I often ask myself when I am faced with this challenge, often daily;

What is the natural human habit?  To convey whatever comes into the mind, or to think and adapt to the present situation?

 

Accommodating/ catering for needs

 

given

What you may be given.

Corpus callosum conditions are not a ‘tick the boxes’ condition.

Often what we are offered in support and services is not what we need, but what we NEED is declined or ignored.

My biggest needs from my P-ACC:

  • One on one assistance for Uni- also know as tutoring.
  • Appropriate regular social activity/ group.
  • Managing anxiety and constant mood/ motivation levels.
  • People to believe, understand, accept and include me, and all ACCers.  Not just tolerate.
Chips camp

More like what you actually need.                                      ChIPS - Chronic Illness Peer Support 2014 camp

Tips from experiences:

Ignore ‘tick boxes’ and ask for what you/ your ACCer need to be included.  Often the ‘tick boxes’ will only frustrate.

Fight for what  YOU/YOUR ACCer needs, not what they are offering.

Address the above needs I have mentioned for myself early.  You may wrack your brains, but hang in there and persist.

 

 

 

Things are great?

Are They???????

The Big Pic – tips from experience….

  • Get help (services, support, knowledge, understanding) as early as possible
  • Work as a team for as long as possible, there is no time limit!

This includes parent/ guardian, health professionals and ACCer (if possible).

 

ON THAT NOTE…

  • Sadly, The more capable an DCCer looks/ behaves, the more they ARE capable of.
    Don’t let this dominate.

 

  • Join support groups!!!-
    • AusDoCC (Australian Disorders of the Corpus Callosum) in Australia and
    • NODCC (National Organisation for Disorders of the Corpus Callosum) in the U.S.
  • Abby & Friend

    My Best Friend

    Get yourself/ your ACCer a pet.

LASTLY….

  • Again…. There is no time limit!

If you have a child with a DCC- encourage them, support them, persevere with/ for them.

If you ARE a DCCer – ‘Let your 20s be an extension of your teens’… yippee!
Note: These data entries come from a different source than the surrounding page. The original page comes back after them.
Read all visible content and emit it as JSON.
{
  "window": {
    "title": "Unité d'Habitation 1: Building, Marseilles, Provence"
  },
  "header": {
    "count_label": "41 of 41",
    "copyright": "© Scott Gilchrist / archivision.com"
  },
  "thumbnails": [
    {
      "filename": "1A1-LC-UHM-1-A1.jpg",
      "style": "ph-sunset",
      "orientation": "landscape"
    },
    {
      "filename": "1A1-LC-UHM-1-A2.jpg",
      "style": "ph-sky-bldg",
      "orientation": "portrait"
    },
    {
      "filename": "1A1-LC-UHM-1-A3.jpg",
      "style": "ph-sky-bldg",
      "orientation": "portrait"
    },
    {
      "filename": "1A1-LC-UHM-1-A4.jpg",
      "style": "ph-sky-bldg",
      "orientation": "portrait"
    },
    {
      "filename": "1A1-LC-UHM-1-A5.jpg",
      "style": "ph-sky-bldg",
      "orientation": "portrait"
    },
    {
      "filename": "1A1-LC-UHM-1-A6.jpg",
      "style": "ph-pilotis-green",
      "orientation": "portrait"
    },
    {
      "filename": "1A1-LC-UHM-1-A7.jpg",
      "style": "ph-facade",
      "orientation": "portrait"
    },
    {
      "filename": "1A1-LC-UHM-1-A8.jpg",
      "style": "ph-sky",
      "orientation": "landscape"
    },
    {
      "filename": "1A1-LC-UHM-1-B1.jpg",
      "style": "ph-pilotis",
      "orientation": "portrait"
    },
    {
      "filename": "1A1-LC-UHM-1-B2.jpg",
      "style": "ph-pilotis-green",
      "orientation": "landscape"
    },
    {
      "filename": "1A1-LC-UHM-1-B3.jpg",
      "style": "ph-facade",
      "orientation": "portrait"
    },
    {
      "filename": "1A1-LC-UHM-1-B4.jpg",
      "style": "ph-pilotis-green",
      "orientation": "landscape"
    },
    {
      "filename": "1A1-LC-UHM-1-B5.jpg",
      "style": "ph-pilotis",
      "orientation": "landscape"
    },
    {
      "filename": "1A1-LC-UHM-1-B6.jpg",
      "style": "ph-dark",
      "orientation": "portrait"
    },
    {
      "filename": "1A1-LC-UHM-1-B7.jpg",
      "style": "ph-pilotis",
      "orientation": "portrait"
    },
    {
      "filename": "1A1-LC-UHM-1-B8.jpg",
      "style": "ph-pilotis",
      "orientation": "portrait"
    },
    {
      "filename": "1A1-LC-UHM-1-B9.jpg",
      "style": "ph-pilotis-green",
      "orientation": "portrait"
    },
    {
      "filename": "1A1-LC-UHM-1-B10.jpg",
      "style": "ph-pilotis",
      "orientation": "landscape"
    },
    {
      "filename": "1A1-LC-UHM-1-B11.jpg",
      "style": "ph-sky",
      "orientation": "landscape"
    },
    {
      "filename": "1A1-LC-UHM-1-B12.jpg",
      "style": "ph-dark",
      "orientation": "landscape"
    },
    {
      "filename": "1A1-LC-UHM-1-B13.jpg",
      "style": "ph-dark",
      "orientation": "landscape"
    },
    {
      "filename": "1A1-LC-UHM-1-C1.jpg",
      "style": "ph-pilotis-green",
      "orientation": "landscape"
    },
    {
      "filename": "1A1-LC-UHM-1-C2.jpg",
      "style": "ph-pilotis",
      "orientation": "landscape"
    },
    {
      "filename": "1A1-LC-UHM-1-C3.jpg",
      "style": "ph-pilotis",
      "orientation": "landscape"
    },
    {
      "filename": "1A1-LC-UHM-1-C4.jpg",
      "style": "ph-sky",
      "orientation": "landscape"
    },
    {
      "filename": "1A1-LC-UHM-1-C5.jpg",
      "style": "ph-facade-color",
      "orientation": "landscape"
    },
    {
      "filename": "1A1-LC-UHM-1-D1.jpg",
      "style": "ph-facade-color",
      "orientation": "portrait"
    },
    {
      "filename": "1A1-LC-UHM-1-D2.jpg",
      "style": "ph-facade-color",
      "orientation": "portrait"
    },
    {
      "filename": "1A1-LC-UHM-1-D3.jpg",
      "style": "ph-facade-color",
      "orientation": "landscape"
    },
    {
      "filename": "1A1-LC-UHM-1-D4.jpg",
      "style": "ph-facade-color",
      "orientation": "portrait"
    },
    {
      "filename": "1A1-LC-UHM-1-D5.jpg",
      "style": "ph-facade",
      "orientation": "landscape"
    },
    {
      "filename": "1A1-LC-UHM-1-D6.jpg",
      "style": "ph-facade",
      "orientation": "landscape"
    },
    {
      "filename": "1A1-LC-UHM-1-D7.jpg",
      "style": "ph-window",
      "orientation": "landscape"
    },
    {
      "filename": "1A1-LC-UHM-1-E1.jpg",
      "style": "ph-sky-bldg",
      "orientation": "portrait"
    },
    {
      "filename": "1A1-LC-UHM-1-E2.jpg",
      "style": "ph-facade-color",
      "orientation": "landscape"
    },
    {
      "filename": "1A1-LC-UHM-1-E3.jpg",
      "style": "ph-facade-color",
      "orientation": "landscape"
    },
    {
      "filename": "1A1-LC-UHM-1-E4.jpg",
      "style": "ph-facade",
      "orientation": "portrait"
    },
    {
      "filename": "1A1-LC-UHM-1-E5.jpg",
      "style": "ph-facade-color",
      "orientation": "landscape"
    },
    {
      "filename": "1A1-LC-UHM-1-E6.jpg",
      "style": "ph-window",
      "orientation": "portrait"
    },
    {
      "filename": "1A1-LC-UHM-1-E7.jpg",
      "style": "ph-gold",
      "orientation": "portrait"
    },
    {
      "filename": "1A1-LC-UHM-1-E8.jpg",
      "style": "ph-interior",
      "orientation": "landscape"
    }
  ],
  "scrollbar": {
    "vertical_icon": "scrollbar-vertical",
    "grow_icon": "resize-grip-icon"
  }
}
Despite limits, DCCers can be valued, included and productive members of society.  We just need much extra assistance, support and understanding to get there.

 

nodcc 1

I made friends!

nodcc 2

And found......

nodcc 3

understanding.

 

 

nodcc 4

NODCC Conference 2014 Adults group

 This was written and presented by Abbie at a Melbourne Parent Information session in October 2014.